Happy Birthday, William Shakespeare!
In honor of Shakespeare’s birthday on April 23, why not pick up some great books to give a new spin to reading the Bard. A great way to dip your toe in and not be overwhelmed by the immensity of Shakespeare’s genius, these books offer snippets of gorgeous language that will brighten anyone’s day.
Born in Stratford-upon-Avon in 1564, Shakespeare moved to London in the late 1580’s and changed the world forever with his plays written beginning in the 1590’s. Stage productions still wow audiences today, like the recent Broadway “Romeo and Juliet” which starred Orlando Bloom and Condola Rashad. Numerous film adaptations also make Will accessible to the masses nearly 400 years after his death.
Take the time to read and reread Shakespeare’s work and marvel at his inventive use of the English language, including hundreds of words he invented himself, and you will find new depths of meaning every time. His sonnets are legendary and extremely quotable. A list of the works inspired by Shakespeare would be far too long for one article, so here is a short list of works for bardolaters to peruse when the “Riverside Shakespeare” is inconvenient to carry around.
“Essential Shakespeare” selected by Ted Hughes with an introduction by Joyce Carol Oates is perfect for a taste of Shakespeare’s brilliance. The sonnets and soliloquies are presented without character, play or sonnet number identifications, so the words stand on their own to amaze the reader in a new way, out of context and wonderful. There is a handy index at the back of the book to reveal all the information about each selection, but it is fun to guess the play of origin for the less well-known snippets.

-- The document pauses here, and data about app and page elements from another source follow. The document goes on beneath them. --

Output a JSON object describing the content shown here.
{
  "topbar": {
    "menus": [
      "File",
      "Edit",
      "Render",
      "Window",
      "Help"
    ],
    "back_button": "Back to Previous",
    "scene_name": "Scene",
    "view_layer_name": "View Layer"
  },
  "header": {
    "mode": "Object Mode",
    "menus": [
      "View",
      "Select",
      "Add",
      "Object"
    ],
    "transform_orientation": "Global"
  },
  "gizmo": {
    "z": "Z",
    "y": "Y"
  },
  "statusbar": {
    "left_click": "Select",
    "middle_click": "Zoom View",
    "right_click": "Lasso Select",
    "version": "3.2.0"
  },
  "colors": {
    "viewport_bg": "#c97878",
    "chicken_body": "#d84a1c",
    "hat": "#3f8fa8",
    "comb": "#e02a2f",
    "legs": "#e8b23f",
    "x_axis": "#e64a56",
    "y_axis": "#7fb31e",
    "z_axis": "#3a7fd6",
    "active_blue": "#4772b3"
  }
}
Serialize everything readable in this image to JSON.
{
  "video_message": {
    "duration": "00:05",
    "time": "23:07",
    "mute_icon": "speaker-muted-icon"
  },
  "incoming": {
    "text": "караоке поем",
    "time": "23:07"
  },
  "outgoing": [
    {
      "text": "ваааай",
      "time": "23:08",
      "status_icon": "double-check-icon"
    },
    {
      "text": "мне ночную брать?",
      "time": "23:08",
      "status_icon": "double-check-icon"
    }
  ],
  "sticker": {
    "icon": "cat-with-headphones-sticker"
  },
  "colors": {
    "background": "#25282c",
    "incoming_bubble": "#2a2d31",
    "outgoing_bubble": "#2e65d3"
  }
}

“Shakespeare on Love: A Personal Selection” by Simon Callow is a charming volume featuring bits of Shakespeare with commentary by the witty and erudite author. A talented actor as well as an accomplished author, Mr. Callow’s take on the nature of love in Shakespeare’s work is insightful and fun. The book is also beautifully illustrated with paintings by such famous artists as Renaissance master Andrea del Sarto, and Pre-Raphaelites Sir John Everett Millais and William Holman Hunt.
“The Little Book of Shakespeare” selections by Kate and John Mannion is as portable as a book on Shakespeare can get. The volume measures about 3 ½ inches square and features lines from the plays and sonnets in sections including Love and Sex, Money, Hopes and Fears, the Passing of Time, and Insults. The lines are identified at the bottom of each page, and seem more profound each time you read them.
“Shakespeare: The Invention of the Human” by Harold Bloom is a must read volume for Shakespeare worshippers like Bloom himself who believes fervently that Shakespeare’s work taught people how to be human. Though this book is not an anthology or compilation of Shakespeare quotes, it is a fascinating look at what makes Shakespeare so timeless and so central to the cultural landscape of the world.
“Rosencrantz and Guildenstern Are Dead” by Tom Stoppard is a play of genius in its own right inspired by the minor, yet pivotal characters in “Hamlet”. The film version starring Gary Oldman and Tim Roth, directed by Stoppard, is a classic.
And just for fun, check out Shakesblogging, a blog featuring cartoons, Shakespearean insults and an Ask Young Will column for all your Shakespeare-related questions. There is also an ongoing feud with Kit Marlowe to entertain and amuse the Elizabethan in all of us.